Mind telling what lens the 500mm is?


The cheap one: 4.5 non-IS. You want it? You can take real nice photos of birds. Sometimes cars.


Thanks for replying :)

Currently I don't have the budget for a new lens, but I'm considering extending the long end of my equipment, and it's nice to know what the best are using so I can take it into consideration (and got some example-photos)


Yeah, if you're shooting Canon get a used copy of the version 1 100-400 (not the ii, which is more money). They can be had for a third the price of my 500 4.5 which is probably the cheapest telephoto prime with a decent aperture. The 100-400 is far more useful and not much more than a 400 f5.6 for example, and as sharp.


Thanks for the advice!
I'll look into it and certainly consider it once I can afford another lens (so far my longest is a 70-200, which can be a little short for motorsport especially without a press pass)


All versions of the 70-200 are pretty good too. I wouldn't bother with an extender tho, so you're going about it the right way.

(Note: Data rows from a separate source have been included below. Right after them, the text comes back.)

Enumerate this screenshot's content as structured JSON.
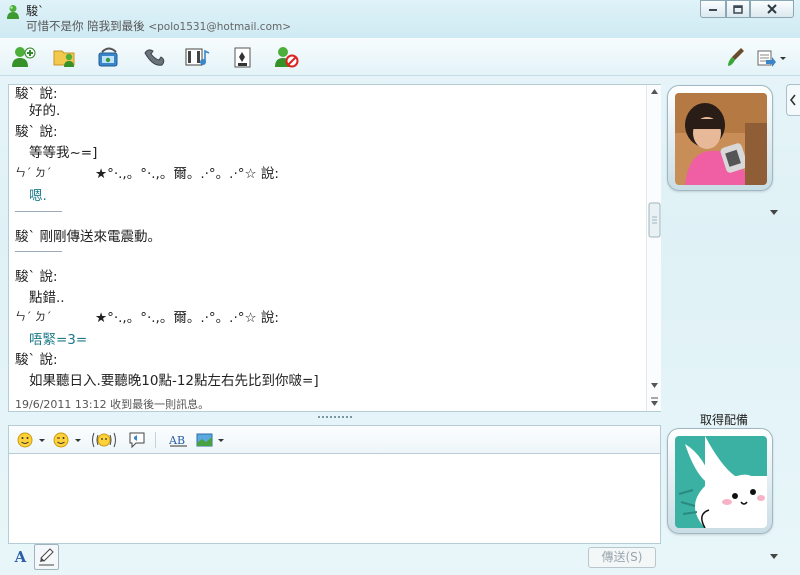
{
  "window": {
    "contact_name": "駿`",
    "subtitle": "可惜不是你 陪我到最後",
    "email": "<polo1531@hotmail.com>",
    "controls": {
      "minimize": "–",
      "maximize": "□",
      "close": "✕"
    }
  },
  "toolbar": {
    "items": [
      "invite-contact-icon",
      "share-files-icon",
      "video-call-icon",
      "call-icon",
      "activities-icon",
      "games-icon",
      "block-contact-icon"
    ],
    "right_items": [
      "paintbrush-icon",
      "menu-icon"
    ]
  },
  "history": {
    "lines": [
      {
        "text": "駿` 說:",
        "kind": "sender"
      },
      {
        "text": "好的.",
        "kind": "message"
      },
      {
        "text": "駿` 說:",
        "kind": "sender"
      },
      {
        "text": "等等我~=]",
        "kind": "message"
      },
      {
        "text": "ㄣˊ ㄉˊ",
        "kind": "sender-a"
      },
      {
        "text": "★°‧.,。°‧.,。爾。.‧°。.‧°☆ 說:",
        "kind": "sender-b"
      },
      {
        "text": "嗯.",
        "kind": "message-teal"
      },
      {
        "text": "駿` 剛剛傳送來電震動。",
        "kind": "notice"
      },
      {
        "text": "駿` 說:",
        "kind": "sender"
      },
      {
        "text": "點錯..",
        "kind": "message"
      },
      {
        "text": "ㄣˊ ㄉˊ",
        "kind": "sender-a"
      },
      {
        "text": "★°‧.,。°‧.,。爾。.‧°。.‧°☆ 說:",
        "kind": "sender-b"
      },
      {
        "text": "唔緊=3=",
        "kind": "message-teal"
      },
      {
        "text": "駿` 說:",
        "kind": "sender"
      },
      {
        "text": "如果聽日入.要聽晚10點-12點左右先比到你啵=]",
        "kind": "message"
      }
    ],
    "last_message": "19/6/2011 13:12 收到最後一則訊息。"
  },
  "compose": {
    "toolbar_items": [
      "emoticon-icon",
      "wink-icon",
      "nudge-icon",
      "voice-clip-icon",
      "handwriting-icon",
      "background-icon"
    ],
    "input_value": "",
    "font_label": "A",
    "send_label": "傳送(S)"
  },
  "side": {
    "get_accessory": "取得配備"
  },
  "colors": {
    "accent": "#1d7a8a",
    "frame": "#dff1f6"
  }
}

Seriously consider a used lens. Test it at all f-stops, close focus, infinity focus, IS, and check the files for imperfections if you can. And ask what they used it for, etc. You'll definitely be able to get nearly a your money back when you upgrade.